**What the task requires**
Could you please repeat all of the entries exactly as written?

**Data for this task**

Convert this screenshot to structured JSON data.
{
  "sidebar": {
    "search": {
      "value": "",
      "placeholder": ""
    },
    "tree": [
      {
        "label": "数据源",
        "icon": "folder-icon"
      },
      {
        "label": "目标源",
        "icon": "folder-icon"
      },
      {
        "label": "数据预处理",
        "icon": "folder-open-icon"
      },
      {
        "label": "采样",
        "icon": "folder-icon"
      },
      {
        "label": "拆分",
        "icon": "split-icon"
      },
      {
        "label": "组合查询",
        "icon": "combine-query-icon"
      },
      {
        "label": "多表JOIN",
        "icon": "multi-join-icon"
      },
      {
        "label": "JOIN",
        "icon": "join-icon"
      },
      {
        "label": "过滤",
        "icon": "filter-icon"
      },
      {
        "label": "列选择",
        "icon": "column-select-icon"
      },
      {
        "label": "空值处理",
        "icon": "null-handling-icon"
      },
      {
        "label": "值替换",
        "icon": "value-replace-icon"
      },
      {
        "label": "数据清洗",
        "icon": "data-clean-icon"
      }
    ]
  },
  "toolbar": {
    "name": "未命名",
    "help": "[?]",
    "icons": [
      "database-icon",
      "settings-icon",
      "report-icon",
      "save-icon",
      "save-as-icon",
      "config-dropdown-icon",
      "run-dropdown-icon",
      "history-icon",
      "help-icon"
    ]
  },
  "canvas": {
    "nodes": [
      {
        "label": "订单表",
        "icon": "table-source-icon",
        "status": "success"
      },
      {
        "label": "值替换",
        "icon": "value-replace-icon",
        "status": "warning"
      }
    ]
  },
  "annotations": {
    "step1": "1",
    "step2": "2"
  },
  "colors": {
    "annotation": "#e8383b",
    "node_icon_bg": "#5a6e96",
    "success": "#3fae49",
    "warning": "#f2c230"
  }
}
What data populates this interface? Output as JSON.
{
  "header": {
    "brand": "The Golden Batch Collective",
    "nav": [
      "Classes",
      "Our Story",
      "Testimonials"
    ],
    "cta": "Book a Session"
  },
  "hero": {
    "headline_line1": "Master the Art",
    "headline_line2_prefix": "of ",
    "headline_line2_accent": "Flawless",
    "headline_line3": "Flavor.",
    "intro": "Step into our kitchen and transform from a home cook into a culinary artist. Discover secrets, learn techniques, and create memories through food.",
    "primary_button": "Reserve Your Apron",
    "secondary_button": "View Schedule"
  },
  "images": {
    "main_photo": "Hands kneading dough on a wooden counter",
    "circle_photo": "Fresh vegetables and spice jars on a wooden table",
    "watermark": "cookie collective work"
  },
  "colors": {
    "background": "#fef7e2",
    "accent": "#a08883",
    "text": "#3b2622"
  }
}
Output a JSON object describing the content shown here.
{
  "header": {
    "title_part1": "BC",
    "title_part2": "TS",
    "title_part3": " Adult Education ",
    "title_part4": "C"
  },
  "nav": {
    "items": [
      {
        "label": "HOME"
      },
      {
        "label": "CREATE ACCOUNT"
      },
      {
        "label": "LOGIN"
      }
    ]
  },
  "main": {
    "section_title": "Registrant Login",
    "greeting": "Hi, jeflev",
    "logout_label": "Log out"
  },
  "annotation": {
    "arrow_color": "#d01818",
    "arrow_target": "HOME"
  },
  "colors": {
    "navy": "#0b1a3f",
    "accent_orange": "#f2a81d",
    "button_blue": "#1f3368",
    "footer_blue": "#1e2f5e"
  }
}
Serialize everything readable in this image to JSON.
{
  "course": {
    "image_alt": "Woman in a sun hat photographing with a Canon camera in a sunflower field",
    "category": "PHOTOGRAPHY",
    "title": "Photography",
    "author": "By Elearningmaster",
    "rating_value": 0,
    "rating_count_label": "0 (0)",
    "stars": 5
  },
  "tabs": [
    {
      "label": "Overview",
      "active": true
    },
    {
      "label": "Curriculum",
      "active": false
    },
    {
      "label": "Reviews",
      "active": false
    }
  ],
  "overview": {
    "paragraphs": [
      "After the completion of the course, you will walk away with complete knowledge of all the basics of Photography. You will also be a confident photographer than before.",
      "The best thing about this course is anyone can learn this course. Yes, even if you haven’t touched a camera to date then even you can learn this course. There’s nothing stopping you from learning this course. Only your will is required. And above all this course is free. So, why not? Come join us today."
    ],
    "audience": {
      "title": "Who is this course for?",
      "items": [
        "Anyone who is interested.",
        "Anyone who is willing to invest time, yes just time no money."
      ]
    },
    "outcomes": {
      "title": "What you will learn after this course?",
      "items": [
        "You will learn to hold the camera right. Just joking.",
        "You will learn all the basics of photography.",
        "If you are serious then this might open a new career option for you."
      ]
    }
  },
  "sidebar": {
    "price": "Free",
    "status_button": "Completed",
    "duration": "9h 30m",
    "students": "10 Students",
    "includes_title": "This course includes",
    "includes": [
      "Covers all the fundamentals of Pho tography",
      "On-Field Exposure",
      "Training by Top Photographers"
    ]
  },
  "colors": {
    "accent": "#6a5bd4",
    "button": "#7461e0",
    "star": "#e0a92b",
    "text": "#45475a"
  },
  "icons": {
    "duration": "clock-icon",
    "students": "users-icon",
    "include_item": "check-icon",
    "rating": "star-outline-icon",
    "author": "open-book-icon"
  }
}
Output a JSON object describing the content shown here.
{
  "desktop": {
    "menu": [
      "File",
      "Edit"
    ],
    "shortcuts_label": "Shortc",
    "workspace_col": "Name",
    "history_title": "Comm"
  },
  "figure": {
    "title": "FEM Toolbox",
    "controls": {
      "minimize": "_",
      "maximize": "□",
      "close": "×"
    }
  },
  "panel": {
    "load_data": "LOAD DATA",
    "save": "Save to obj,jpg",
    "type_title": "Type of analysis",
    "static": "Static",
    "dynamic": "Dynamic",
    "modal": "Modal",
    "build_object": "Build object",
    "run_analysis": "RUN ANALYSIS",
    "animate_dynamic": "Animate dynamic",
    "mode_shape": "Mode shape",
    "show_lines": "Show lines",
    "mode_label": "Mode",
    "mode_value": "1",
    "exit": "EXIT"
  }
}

**Written solution**
Convert this screenshot to structured JSON data.
{
  "sidebar": {
    "search": {
      "value": "",
      "placeholder": ""
    },
    "tree": [
      {
        "label": "数据源",
        "icon": "folder-icon"
      },
      {
        "label": "目标源",
        "icon": "folder-icon"
      },
      {
        "label": "数据预处理",
        "icon": "folder-open-icon"
      },
      {
        "label": "采样",
        "icon": "folder-icon"
      },
      {
        "label": "拆分",
        "icon": "split-icon"
      },
      {
        "label": "组合查询",
        "icon": "combine-query-icon"
      },
      {
        "label": "多表JOIN",
        "icon": "multi-join-icon"
      },
      {
        "label": "JOIN",
        "icon": "join-icon"
      },
      {
        "label": "过滤",
        "icon": "filter-icon"
      },
      {
        "label": "列选择",
        "icon": "column-select-icon"
      },
      {
        "label": "空值处理",
        "icon": "null-handling-icon"
      },
      {
        "label": "值替换",
        "icon": "value-replace-icon"
      },
      {
        "label": "数据清洗",
        "icon": "data-clean-icon"
      }
    ]
  },
  "toolbar": {
    "name": "未命名",
    "help": "[?]",
    "icons": [
      "database-icon",
      "settings-icon",
      "report-icon",
      "save-icon",
      "save-as-icon",
      "config-dropdown-icon",
      "run-dropdown-icon",
      "history-icon",
      "help-icon"
    ]
  },
  "canvas": {
    "nodes": [
      {
        "label": "订单表",
        "icon": "table-source-icon",
        "status": "success"
      },
      {
        "label": "值替换",
        "icon": "value-replace-icon",
        "status": "warning"
      }
    ]
  },
  "annotations": {
    "step1": "1",
    "step2": "2"
  },
  "colors": {
    "annotation": "#e8383b",
    "node_icon_bg": "#5a6e96",
    "success": "#3fae49",
    "warning": "#f2c230"
  }
}
What data populates this interface? Output as JSON.
{
  "header": {
    "brand": "The Golden Batch Collective",
    "nav": [
      "Classes",
      "Our Story",
      "Testimonials"
    ],
    "cta": "Book a Session"
  },
  "hero": {
    "headline_line1": "Master the Art",
    "headline_line2_prefix": "of ",
    "headline_line2_accent": "Flawless",
    "headline_line3": "Flavor.",
    "intro": "Step into our kitchen and transform from a home cook into a culinary artist. Discover secrets, learn techniques, and create memories through food.",
    "primary_button": "Reserve Your Apron",
    "secondary_button": "View Schedule"
  },
  "images": {
    "main_photo": "Hands kneading dough on a wooden counter",
    "circle_photo": "Fresh vegetables and spice jars on a wooden table",
    "watermark": "cookie collective work"
  },
  "colors": {
    "background": "#fef7e2",
    "accent": "#a08883",
    "text": "#3b2622"
  }
}
Output a JSON object describing the content shown here.
{
  "header": {
    "title_part1": "BC",
    "title_part2": "TS",
    "title_part3": " Adult Education ",
    "title_part4": "C"
  },
  "nav": {
    "items": [
      {
        "label": "HOME"
      },
      {
        "label": "CREATE ACCOUNT"
      },
      {
        "label": "LOGIN"
      }
    ]
  },
  "main": {
    "section_title": "Registrant Login",
    "greeting": "Hi, jeflev",
    "logout_label": "Log out"
  },
  "annotation": {
    "arrow_color": "#d01818",
    "arrow_target": "HOME"
  },
  "colors": {
    "navy": "#0b1a3f",
    "accent_orange": "#f2a81d",
    "button_blue": "#1f3368",
    "footer_blue": "#1e2f5e"
  }
}
Serialize everything readable in this image to JSON.
{
  "course": {
    "image_alt": "Woman in a sun hat photographing with a Canon camera in a sunflower field",
    "category": "PHOTOGRAPHY",
    "title": "Photography",
    "author": "By Elearningmaster",
    "rating_value": 0,
    "rating_count_label": "0 (0)",
    "stars": 5
  },
  "tabs": [
    {
      "label": "Overview",
      "active": true
    },
    {
      "label": "Curriculum",
      "active": false
    },
    {
      "label": "Reviews",
      "active": false
    }
  ],
  "overview": {
    "paragraphs": [
      "After the completion of the course, you will walk away with complete knowledge of all the basics of Photography. You will also be a confident photographer than before.",
      "The best thing about this course is anyone can learn this course. Yes, even if you haven’t touched a camera to date then even you can learn this course. There’s nothing stopping you from learning this course. Only your will is required. And above all this course is free. So, why not? Come join us today."
    ],
    "audience": {
      "title": "Who is this course for?",
      "items": [
        "Anyone who is interested.",
        "Anyone who is willing to invest time, yes just time no money."
      ]
    },
    "outcomes": {
      "title": "What you will learn after this course?",
      "items": [
        "You will learn to hold the camera right. Just joking.",
        "You will learn all the basics of photography.",
        "If you are serious then this might open a new career option for you."
      ]
    }
  },
  "sidebar": {
    "price": "Free",
    "status_button": "Completed",
    "duration": "9h 30m",
    "students": "10 Students",
    "includes_title": "This course includes",
    "includes": [
      "Covers all the fundamentals of Pho tography",
      "On-Field Exposure",
      "Training by Top Photographers"
    ]
  },
  "colors": {
    "accent": "#6a5bd4",
    "button": "#7461e0",
    "star": "#e0a92b",
    "text": "#45475a"
  },
  "icons": {
    "duration": "clock-icon",
    "students": "users-icon",
    "include_item": "check-icon",
    "rating": "star-outline-icon",
    "author": "open-book-icon"
  }
}
Output a JSON object describing the content shown here.
{
  "desktop": {
    "menu": [
      "File",
      "Edit"
    ],
    "shortcuts_label": "Shortc",
    "workspace_col": "Name",
    "history_title": "Comm"
  },
  "figure": {
    "title": "FEM Toolbox",
    "controls": {
      "minimize": "_",
      "maximize": "□",
      "close": "×"
    }
  },
  "panel": {
    "load_data": "LOAD DATA",
    "save": "Save to obj,jpg",
    "type_title": "Type of analysis",
    "static": "Static",
    "dynamic": "Dynamic",
    "modal": "Modal",
    "build_object": "Build object",
    "run_analysis": "RUN ANALYSIS",
    "animate_dynamic": "Animate dynamic",
    "mode_shape": "Mode shape",
    "show_lines": "Show lines",
    "mode_label": "Mode",
    "mode_value": "1",
    "exit": "EXIT"
  }
}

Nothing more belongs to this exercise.